The last genuine election held in Thailand was in 2011 – you can read my preview of it here, and my report on the result here. The Pheu Thai party won a comfortable victory, with 48.4% of the vote and 265 of the 500 seats, and its leader, Yingluck Shinawatra, became prime minister.
A lot has happened since then. Yingluck tried to promote an amnesty for her exiled brother, former prime minister Thaksin Shinawatra; although she later dropped the idea, protests against her government continued and it was eventually overthrown by a military coup in May 2014.
As is usual with these things, the generals, having initially promised a speedy return to democracy, discovered that they were rather fond of power and wanted to hold on to it. One of their number, Prayut Chan-o-cha, was appointed prime minister and supervised the drafting of a constitution designed to perpetuate military rule.
Thai politics was also disrupted in 2016 by the death of the long-reigning King Bhumibol and the succession of his son, Vajiralongkorn – widely believed to be less supportive than his father of the military establishment, and more sympathetic to Thaksin and his sister.
So after many postponements, elections are finally being held on Sunday. The military has re-drawn electoral boundaries in its favor and reserved for itself all 250 seats in the Senate, but otherwise it appears that something like a genuine democratic exercise will take place.
And that means that Pheu Thai is again likely to be the winner, as it has been (under various names) on the last four occasions. It is fronted this time by Sudarat Keyuraphan, a former agriculture minister, but there is no doubt that Thaksin remains its most powerful figure.
Recent polling (never very reliable under military rule) puts Pheu Thai well ahead of its main rival, the Democrat Party – which despite its name supported the 2014 coup, but later fell out with the generals. Another anti-junta party, Future Forward, is jostling for third place with Prayut’s vehicle, Palang Pracharat.*
There seems no doubt that if the non-military parties stick together, they will have the numbers to insist upon their choice of prime minister. The risk is that the Democrats, whose enmity to Thaksin runs deep, will side with the military and be able to block a Pheu Thai government.
And as has become depressingly familiar, there is uncertainty about how the military will react if the new parliament is not to its liking. In 2011 it remained quiet and waited for Yingluck to make a mistake. It may again bide its time, or it may use its new powers – and particularly its control of the Senate – to hamstring the government.
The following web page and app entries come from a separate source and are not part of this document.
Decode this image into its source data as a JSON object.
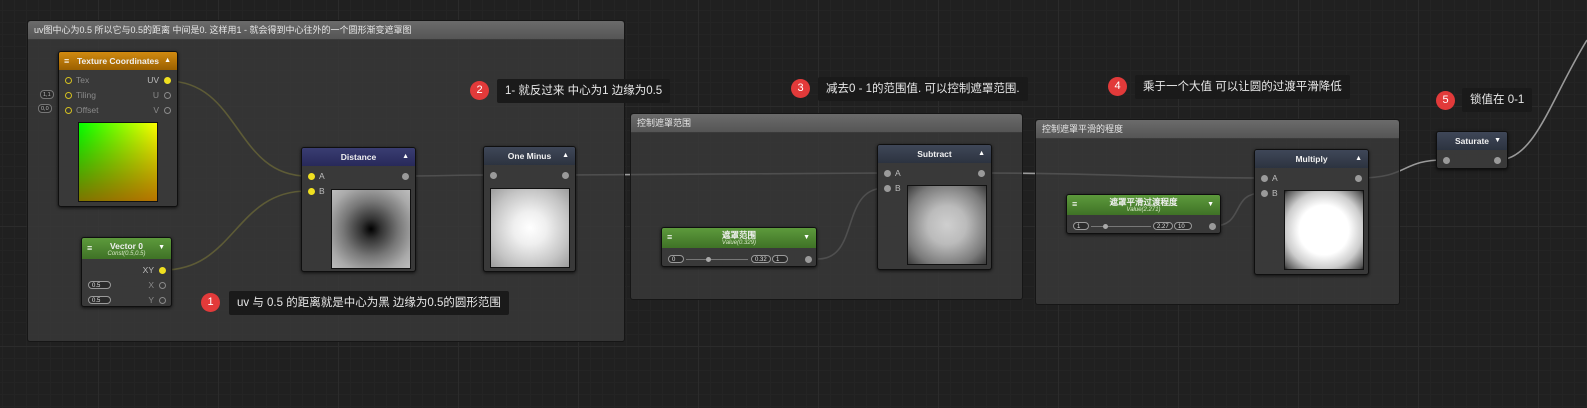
{
  "groups": {
    "uv": {
      "title": "uv图中心为0.5 所以它与0.5的距离 中间是0. 这样用1 - 就会得到中心往外的一个圆形渐变遮罩图"
    },
    "mask_range": {
      "title": "控制遮罩范围"
    },
    "mask_smooth": {
      "title": "控制遮罩平滑的程度"
    }
  },
  "nodes": {
    "texcoord": {
      "title": "Texture Coordinates",
      "ports_in": [
        "Tex",
        "Tiling",
        "Offset"
      ],
      "ports_out": [
        "UV",
        "U",
        "V"
      ],
      "tiling_badge": "1,1",
      "offset_badge": "0,0"
    },
    "vector0": {
      "title": "Vector 0",
      "subtitle": "Const(0.5,0.5)",
      "ports_out": [
        "XY",
        "X",
        "Y"
      ],
      "x_val": "0.5",
      "y_val": "0.5"
    },
    "distance": {
      "title": "Distance",
      "in_a": "A",
      "in_b": "B"
    },
    "oneminus": {
      "title": "One Minus"
    },
    "maskrange": {
      "title": "遮罩范围",
      "subtitle": "Value(0.329)",
      "min": "0",
      "value": "0.32",
      "max": "1"
    },
    "subtract": {
      "title": "Subtract",
      "in_a": "A",
      "in_b": "B"
    },
    "masksmooth": {
      "title": "遮罩平滑过渡程度",
      "subtitle": "Value(2.271)",
      "min": "1",
      "value": "2.27",
      "max": "10"
    },
    "multiply": {
      "title": "Multiply",
      "in_a": "A",
      "in_b": "B"
    },
    "saturate": {
      "title": "Saturate"
    }
  },
  "notes": [
    {
      "num": "1",
      "text": "uv 与 0.5 的距离就是中心为黑 边缘为0.5的圆形范围"
    },
    {
      "num": "2",
      "text": "1- 就反过来 中心为1 边缘为0.5"
    },
    {
      "num": "3",
      "text": "减去0 - 1的范围值. 可以控制遮罩范围."
    },
    {
      "num": "4",
      "text": "乘于一个大值 可以让圆的过渡平滑降低"
    },
    {
      "num": "5",
      "text": "锁值在 0-1"
    }
  ],
  "colors": {
    "wire_yellow": "#d9cf2a",
    "wire_grey": "#9a9a9a",
    "badge_red": "#e23a3a",
    "header_green": "#4f8a30",
    "header_orange": "#c07a00"
  }
}
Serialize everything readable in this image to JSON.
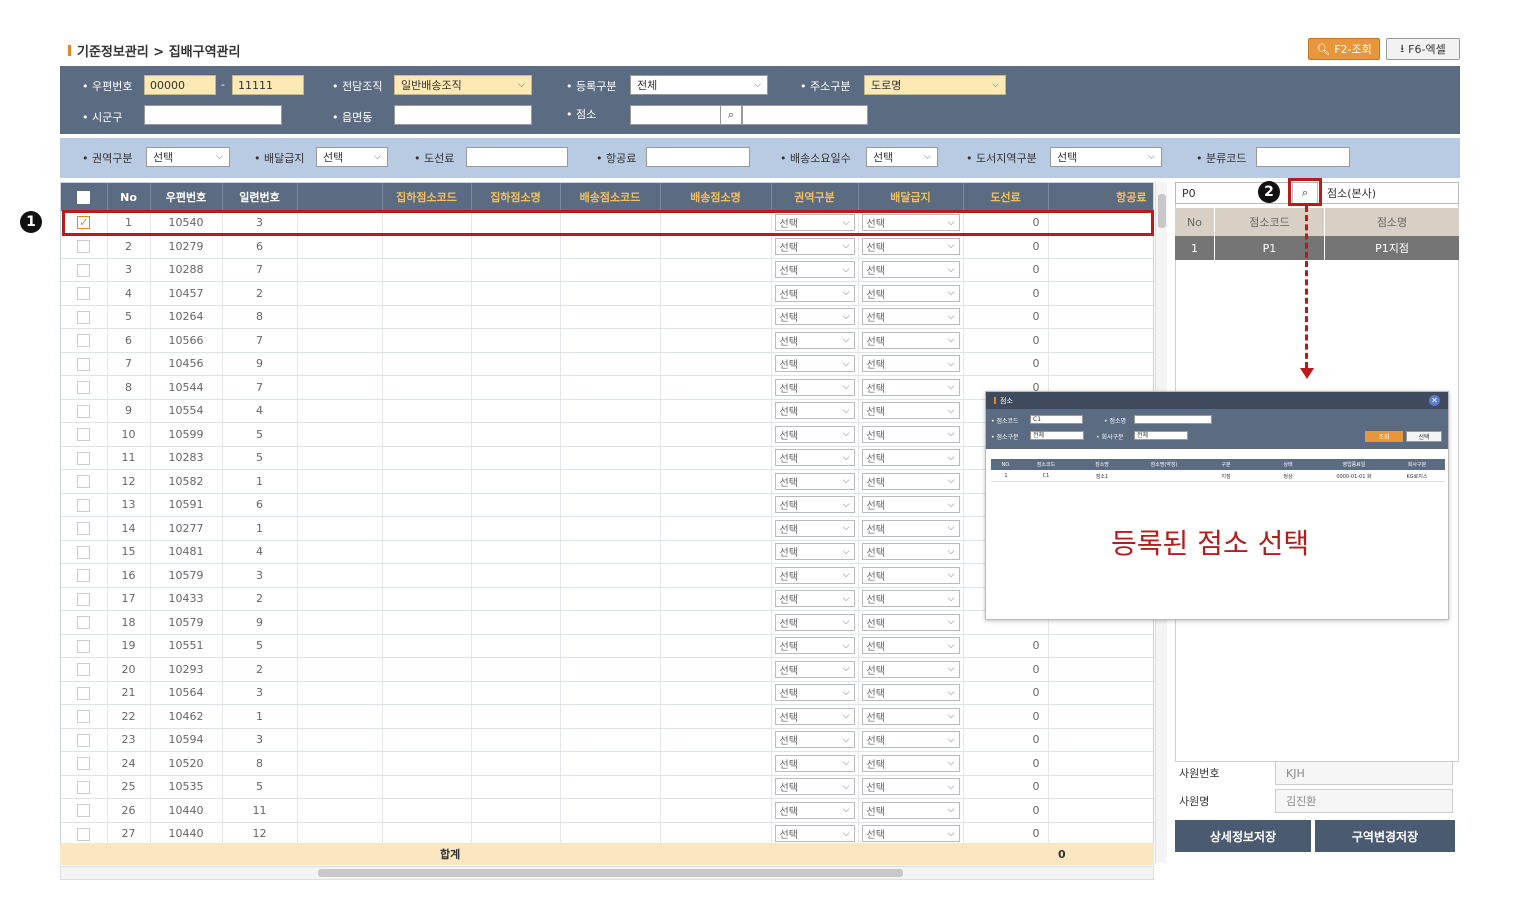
{
  "breadcrumb": "기준정보관리 > 집배구역관리",
  "toolbar": {
    "search_label": "F2-조회",
    "excel_label": "F6-엑셀"
  },
  "filters": {
    "zip_label": "우편번호",
    "zip_from": "00000",
    "zip_to": "11111",
    "org_label": "전담조직",
    "org_value": "일반배송조직",
    "reg_label": "등록구분",
    "reg_value": "전체",
    "addr_label": "주소구분",
    "addr_value": "도로명",
    "sigungu_label": "시군구",
    "eupmyeon_label": "읍면동",
    "branch_label": "점소",
    "region_label": "권역구분",
    "region_value": "선택",
    "delivery_label": "배달급지",
    "delivery_value": "선택",
    "island_label": "도선료",
    "air_label": "항공료",
    "days_label": "배송소요일수",
    "days_value": "선택",
    "islandregion_label": "도서지역구분",
    "islandregion_value": "선택",
    "class_label": "분류코드"
  },
  "grid": {
    "headers": [
      "No",
      "우편번호",
      "일련번호",
      "",
      "집하점소코드",
      "집하점소명",
      "배송점소코드",
      "배송점소명",
      "권역구분",
      "배달급지",
      "도선료",
      "항공료"
    ],
    "select_placeholder": "선택",
    "rows": [
      {
        "no": "1",
        "zip": "10540",
        "seq": "3",
        "fee": "0",
        "checked": true
      },
      {
        "no": "2",
        "zip": "10279",
        "seq": "6",
        "fee": "0"
      },
      {
        "no": "3",
        "zip": "10288",
        "seq": "7",
        "fee": "0"
      },
      {
        "no": "4",
        "zip": "10457",
        "seq": "2",
        "fee": "0"
      },
      {
        "no": "5",
        "zip": "10264",
        "seq": "8",
        "fee": "0"
      },
      {
        "no": "6",
        "zip": "10566",
        "seq": "7",
        "fee": "0"
      },
      {
        "no": "7",
        "zip": "10456",
        "seq": "9",
        "fee": "0"
      },
      {
        "no": "8",
        "zip": "10544",
        "seq": "7",
        "fee": "0"
      },
      {
        "no": "9",
        "zip": "10554",
        "seq": "4",
        "fee": ""
      },
      {
        "no": "10",
        "zip": "10599",
        "seq": "5",
        "fee": ""
      },
      {
        "no": "11",
        "zip": "10283",
        "seq": "5",
        "fee": ""
      },
      {
        "no": "12",
        "zip": "10582",
        "seq": "1",
        "fee": ""
      },
      {
        "no": "13",
        "zip": "10591",
        "seq": "6",
        "fee": ""
      },
      {
        "no": "14",
        "zip": "10277",
        "seq": "1",
        "fee": ""
      },
      {
        "no": "15",
        "zip": "10481",
        "seq": "4",
        "fee": ""
      },
      {
        "no": "16",
        "zip": "10579",
        "seq": "3",
        "fee": ""
      },
      {
        "no": "17",
        "zip": "10433",
        "seq": "2",
        "fee": ""
      },
      {
        "no": "18",
        "zip": "10579",
        "seq": "9",
        "fee": ""
      },
      {
        "no": "19",
        "zip": "10551",
        "seq": "5",
        "fee": "0"
      },
      {
        "no": "20",
        "zip": "10293",
        "seq": "2",
        "fee": "0"
      },
      {
        "no": "21",
        "zip": "10564",
        "seq": "3",
        "fee": "0"
      },
      {
        "no": "22",
        "zip": "10462",
        "seq": "1",
        "fee": "0"
      },
      {
        "no": "23",
        "zip": "10594",
        "seq": "3",
        "fee": "0"
      },
      {
        "no": "24",
        "zip": "10520",
        "seq": "8",
        "fee": "0"
      },
      {
        "no": "25",
        "zip": "10535",
        "seq": "5",
        "fee": "0"
      },
      {
        "no": "26",
        "zip": "10440",
        "seq": "11",
        "fee": "0"
      },
      {
        "no": "27",
        "zip": "10440",
        "seq": "12",
        "fee": "0"
      }
    ],
    "total_label": "합계",
    "total_value": "0"
  },
  "right_panel": {
    "code_value": "P0",
    "name_value": "점소(본사)",
    "headers": [
      "No",
      "점소코드",
      "점소명"
    ],
    "row": {
      "no": "1",
      "code": "P1",
      "name": "P1지점"
    },
    "emp_no_label": "사원번호",
    "emp_no_value": "KJH",
    "emp_name_label": "사원명",
    "emp_name_value": "김진환",
    "save_detail": "상세정보저장",
    "save_area": "구역변경저장"
  },
  "popup": {
    "title": "점소",
    "code_label": "점소코드",
    "code_value": "C1",
    "name_label": "점소명",
    "type_label": "점소구분",
    "type_value": "전체",
    "co_label": "회사구분",
    "co_value": "전체",
    "search_btn": "조회",
    "select_btn": "선택",
    "headers": [
      "NO.",
      "점소코드",
      "점소명",
      "점소명(약칭)",
      "구분",
      "상태",
      "영업종료일",
      "회사구분"
    ],
    "row": [
      "1",
      "C1",
      "점소1",
      "",
      "지점",
      "정상",
      "0000-01-01 화",
      "KG로지스"
    ]
  },
  "annotations": {
    "marker1": "1",
    "marker2": "2",
    "popup_note": "등록된 점소 선택"
  },
  "colors": {
    "header_dark": "#5b6b82",
    "filter_light": "#b9cbe2",
    "marker_red": "#b51c1c",
    "accent_orange": "#e8963c"
  }
}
A key variable will be the degree of support it can rely on from the king, although, Thailand being what it is, this is something that the Thai media cannot discuss openly. But Vajiralongkorn has already intervened once, to prevent his sister, Princess Ubolratana, from nominating as a candidate for a party allied to Pheu Thai.
The most interesting thing about Sunday’s election will probably not be the result, but what happens (or doesn’t happen) next.
Voting is first-past-the-post in 350 single-member constituencies, with the party vote totals then used to allocate another 150 seats on a proportional basis. On past performance, reasonably complete results should be available by breakfast time on Monday, Australian time.
* Note that there is no uniform standard for transliteration from Thai, so most of these names can be found in various different versions.
PS: There’s now a good preview available at the BBC, although it rates the military’s chances more highly than I do.